Could you retype all of the records exactly, leaving out every picture?

**** Extracted information ****

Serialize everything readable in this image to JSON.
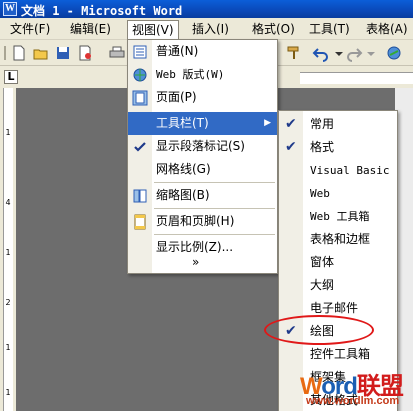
{
  "window": {
    "title": "文档 1 - Microsoft Word",
    "app_icon": "W"
  },
  "menubar": {
    "items": [
      "文件(F)",
      "编辑(E)",
      "视图(V)",
      "插入(I)",
      "格式(O)",
      "工具(T)",
      "表格(A)"
    ]
  },
  "view_menu": {
    "items": [
      {
        "label": "普通(N)",
        "icon": "normal-view-icon"
      },
      {
        "label": "Web 版式(W)",
        "icon": "web-layout-icon"
      },
      {
        "label": "页面(P)",
        "icon": "page-layout-icon"
      },
      {
        "label": "工具栏(T)",
        "highlighted": true,
        "submenu": true
      },
      {
        "label": "显示段落标记(S)",
        "checked": true
      },
      {
        "label": "网格线(G)"
      },
      {
        "label": "缩略图(B)",
        "icon": "thumbnails-icon"
      },
      {
        "label": "页眉和页脚(H)",
        "icon": "header-footer-icon"
      },
      {
        "label": "显示比例(Z)..."
      }
    ],
    "expand_glyph": "»"
  },
  "toolbars_submenu": {
    "items": [
      {
        "label": "常用",
        "checked": true
      },
      {
        "label": "格式",
        "checked": true
      },
      {
        "label": "Visual Basic",
        "checked": false
      },
      {
        "label": "Web",
        "checked": false
      },
      {
        "label": "Web 工具箱",
        "checked": false
      },
      {
        "label": "表格和边框",
        "checked": false
      },
      {
        "label": "窗体",
        "checked": false
      },
      {
        "label": "大纲",
        "checked": false
      },
      {
        "label": "电子邮件",
        "checked": false
      },
      {
        "label": "绘图",
        "checked": true
      },
      {
        "label": "控件工具箱",
        "checked": false
      },
      {
        "label": "框架集",
        "checked": false
      },
      {
        "label": "其他格式",
        "checked": false
      }
    ]
  },
  "ruler": {
    "tab_selector": "L",
    "vertical_ticks": [
      "1",
      "4",
      "1",
      "2",
      "1",
      "1"
    ]
  },
  "watermark": {
    "brand_w": "W",
    "brand_ord": "ord",
    "brand_cn": "联盟",
    "url": "www.wordlm.com"
  },
  "colors": {
    "title_bar": "#0a48b8",
    "highlight": "#316ac5",
    "menu_bg": "#ece9d8",
    "annotation": "#e01818"
  }
}
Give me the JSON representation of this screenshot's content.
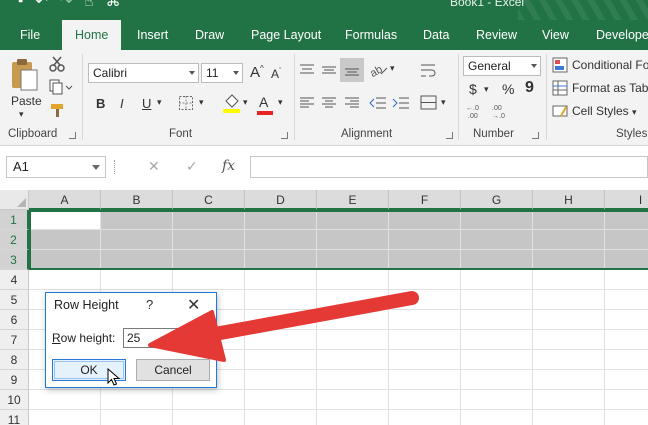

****

The completed task:
Serialize everything readable in this image to JSON.
{
  "window": {
    "title": "文档 1 - Microsoft Word",
    "app_icon": "W"
  },
  "menubar": {
    "items": [
      "文件(F)",
      "编辑(E)",
      "视图(V)",
      "插入(I)",
      "格式(O)",
      "工具(T)",
      "表格(A)"
    ]
  },
  "view_menu": {
    "items": [
      {
        "label": "普通(N)",
        "icon": "normal-view-icon"
      },
      {
        "label": "Web 版式(W)",
        "icon": "web-layout-icon"
      },
      {
        "label": "页面(P)",
        "icon": "page-layout-icon"
      },
      {
        "label": "工具栏(T)",
        "highlighted": true,
        "submenu": true
      },
      {
        "label": "显示段落标记(S)",
        "checked": true
      },
      {
        "label": "网格线(G)"
      },
      {
        "label": "缩略图(B)",
        "icon": "thumbnails-icon"
      },
      {
        "label": "页眉和页脚(H)",
        "icon": "header-footer-icon"
      },
      {
        "label": "显示比例(Z)..."
      }
    ],
    "expand_glyph": "»"
  },
  "toolbars_submenu": {
    "items": [
      {
        "label": "常用",
        "checked": true
      },
      {
        "label": "格式",
        "checked": true
      },
      {
        "label": "Visual Basic",
        "checked": false
      },
      {
        "label": "Web",
        "checked": false
      },
      {
        "label": "Web 工具箱",
        "checked": false
      },
      {
        "label": "表格和边框",
        "checked": false
      },
      {
        "label": "窗体",
        "checked": false
      },
      {
        "label": "大纲",
        "checked": false
      },
      {
        "label": "电子邮件",
        "checked": false
      },
      {
        "label": "绘图",
        "checked": true
      },
      {
        "label": "控件工具箱",
        "checked": false
      },
      {
        "label": "框架集",
        "checked": false
      },
      {
        "label": "其他格式",
        "checked": false
      }
    ]
  },
  "ruler": {
    "tab_selector": "L",
    "vertical_ticks": [
      "1",
      "4",
      "1",
      "2",
      "1",
      "1"
    ]
  },
  "watermark": {
    "brand_w": "W",
    "brand_ord": "ord",
    "brand_cn": "联盟",
    "url": "www.wordlm.com"
  },
  "colors": {
    "title_bar": "#0a48b8",
    "highlight": "#316ac5",
    "menu_bg": "#ece9d8",
    "annotation": "#e01818"
  }
}
Give me the JSON representation of this screenshot's content.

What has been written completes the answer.